Japan may retaliate against US steel tariffs
Months of negotiating for exemption have so far failed
Japan may be preparing retaliatory tariffs in response to America’s refusal to exempt it from the steel and aluminum import taxes now in effect.
The country has told the World Trade Organization that it is mulling choices after weeks of discussions with the White House failed to secure an exemption.
Shortly after President Donald Trump announced a 25 percent tariff on imports of steel and a 10 percent tariff on aluminum, he exempted several allies, including the Canada, Mexico and the EU, while negotiating for new trade agreements with the countries. The EU’s exemption is due to expire Friday. Japan was one of the only close U.S. allies that were not given at least a temporary reprieve from the taxes.
Hiroshige Seko, Japan’s minister of economic trade and industry, has said the U.S. decision to impose tariffs could disrupt the world’s markets for the two metals.
“Japan will advance its consideration of necessary action under the framework of the WTO, while continuing to firmly request permanent exemption from the measures,” Seko said.

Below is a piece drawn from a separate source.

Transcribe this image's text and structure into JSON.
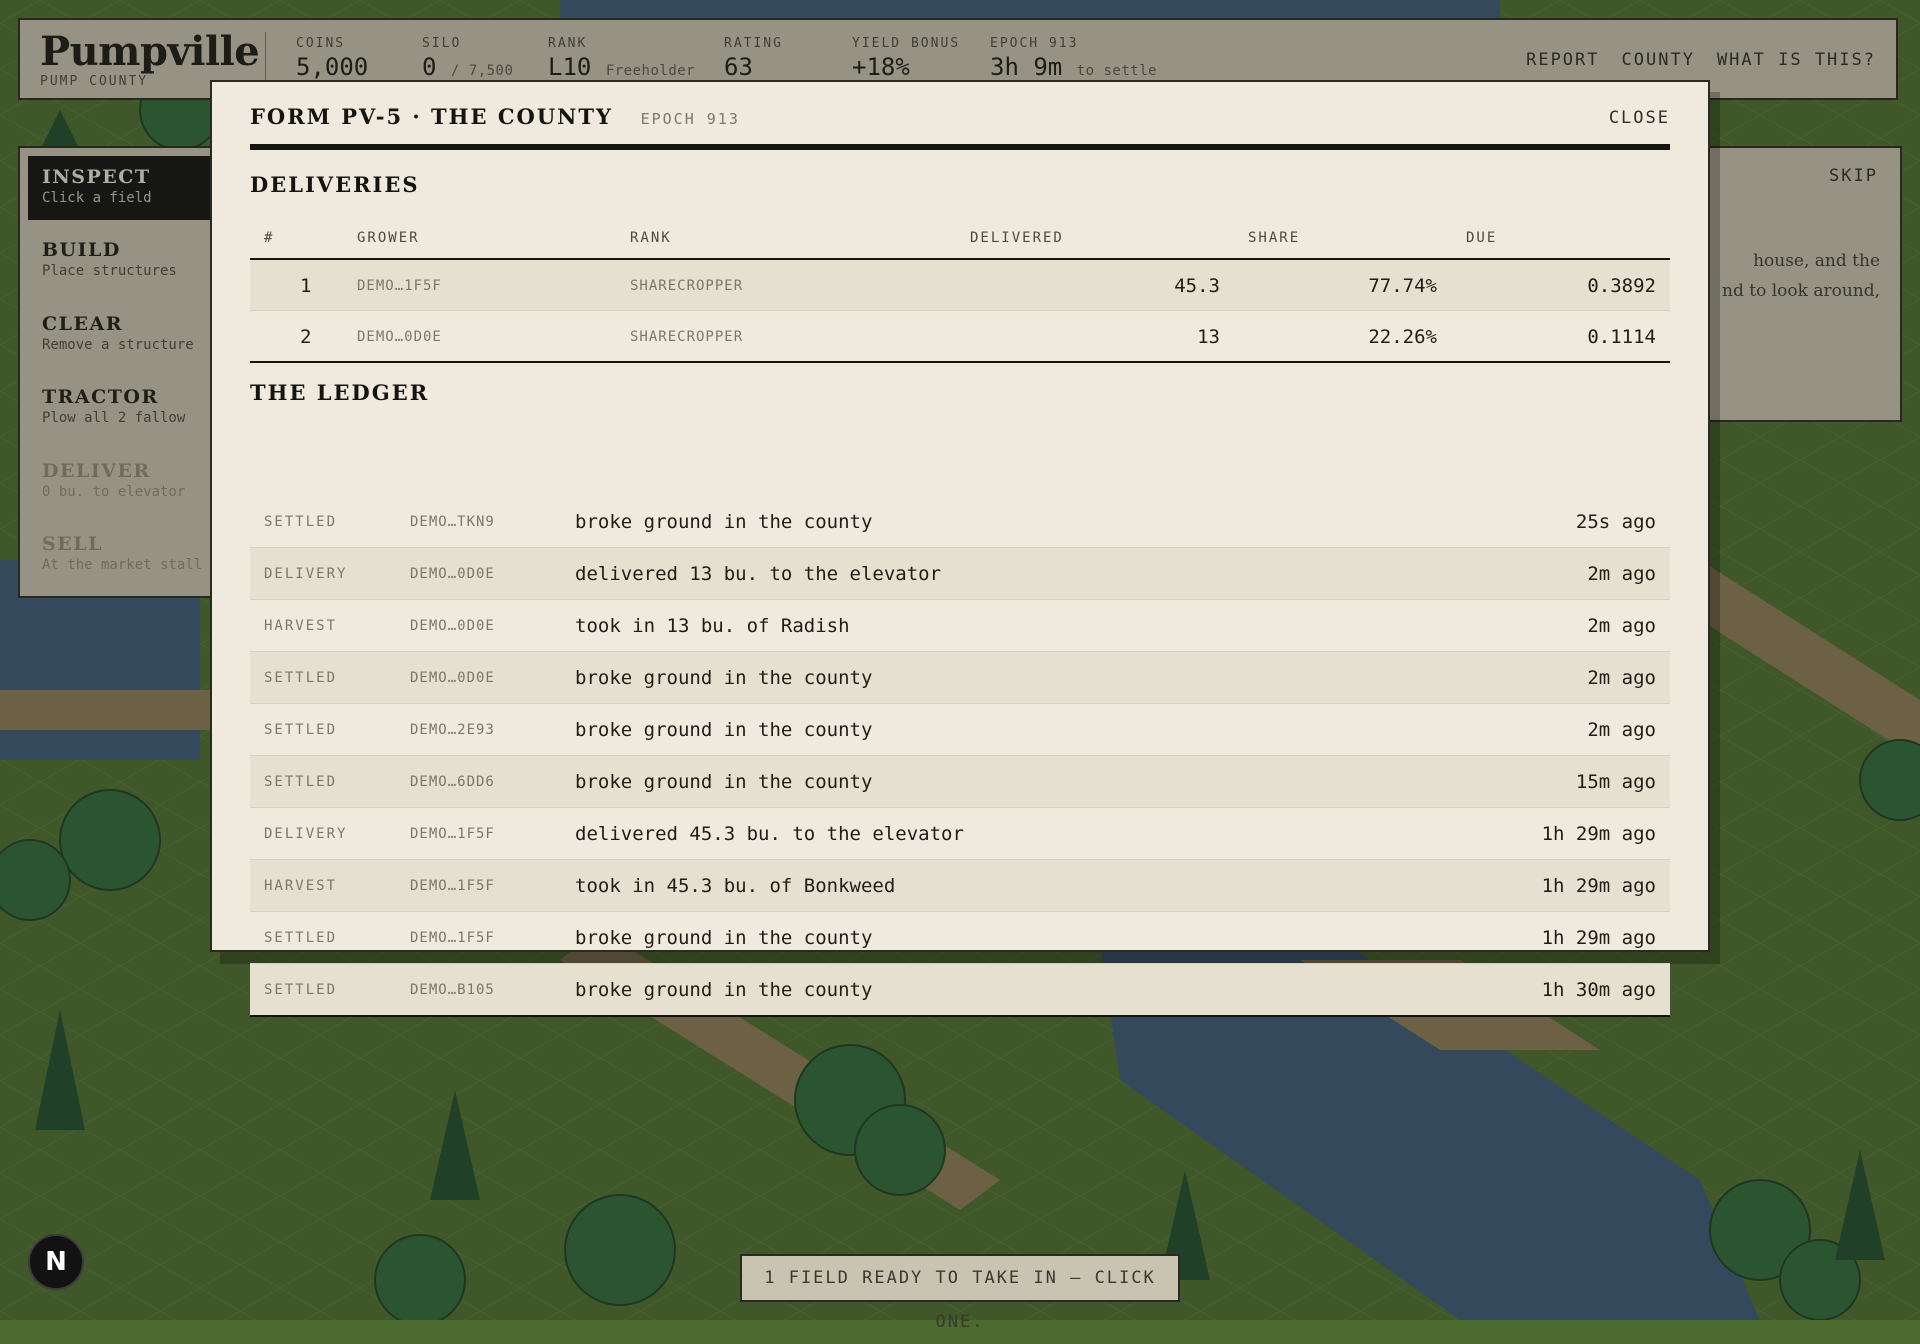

In 2003, Japan was one of several countries that filed complaints with the WTO over steel tariffs signed into law by former President George W. Bush. The organization later ruled they were illegal.